▶ What the task asks
Each record below is to be output unchanged, and any picture is to be dropped.

▶ Records provided
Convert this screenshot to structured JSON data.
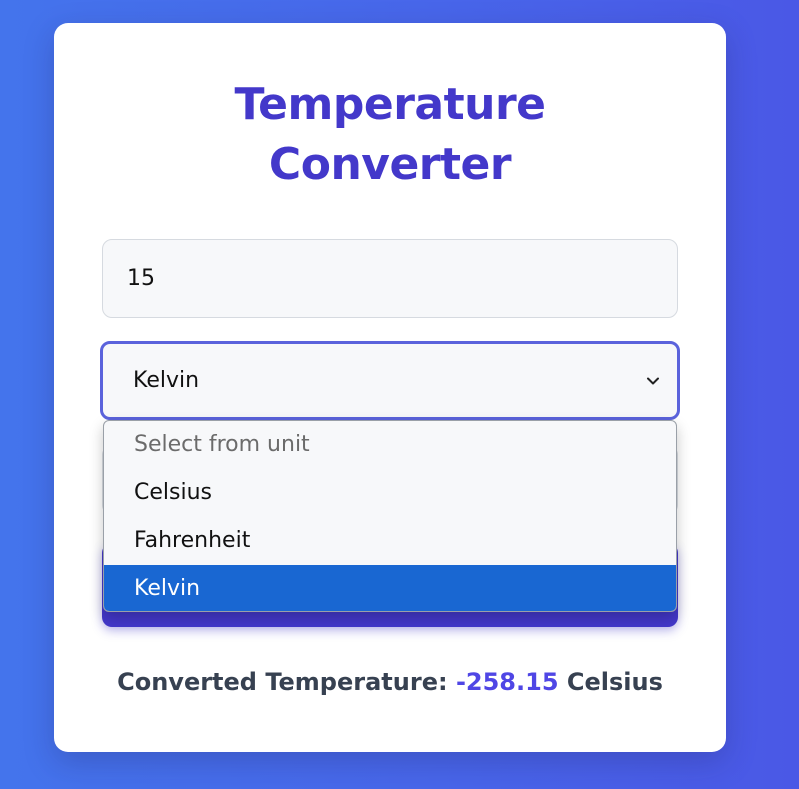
{
  "title": {
    "line1": "Temperature",
    "line2": "Converter"
  },
  "value_input": {
    "value": "15"
  },
  "from_unit": {
    "selected": "Kelvin",
    "icon": "chevron-down-icon",
    "focus_color": "#5b63dc",
    "options": [
      {
        "label": "Select from unit",
        "placeholder": true
      },
      {
        "label": "Celsius"
      },
      {
        "label": "Fahrenheit"
      },
      {
        "label": "Kelvin",
        "highlighted": true
      }
    ]
  },
  "result": {
    "label": "Converted Temperature:",
    "value": "-258.15",
    "unit": "Celsius"
  },
  "colors": {
    "accent": "#4338ca",
    "highlight": "#1967d2",
    "background_start": "#4474ec",
    "background_end": "#4a58e6"
  }
}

▶ Final answer
Convert this screenshot to structured JSON data.
{
  "title": {
    "line1": "Temperature",
    "line2": "Converter"
  },
  "value_input": {
    "value": "15"
  },
  "from_unit": {
    "selected": "Kelvin",
    "icon": "chevron-down-icon",
    "focus_color": "#5b63dc",
    "options": [
      {
        "label": "Select from unit",
        "placeholder": true
      },
      {
        "label": "Celsius"
      },
      {
        "label": "Fahrenheit"
      },
      {
        "label": "Kelvin",
        "highlighted": true
      }
    ]
  },
  "result": {
    "label": "Converted Temperature:",
    "value": "-258.15",
    "unit": "Celsius"
  },
  "colors": {
    "accent": "#4338ca",
    "highlight": "#1967d2",
    "background_start": "#4474ec",
    "background_end": "#4a58e6"
  }
}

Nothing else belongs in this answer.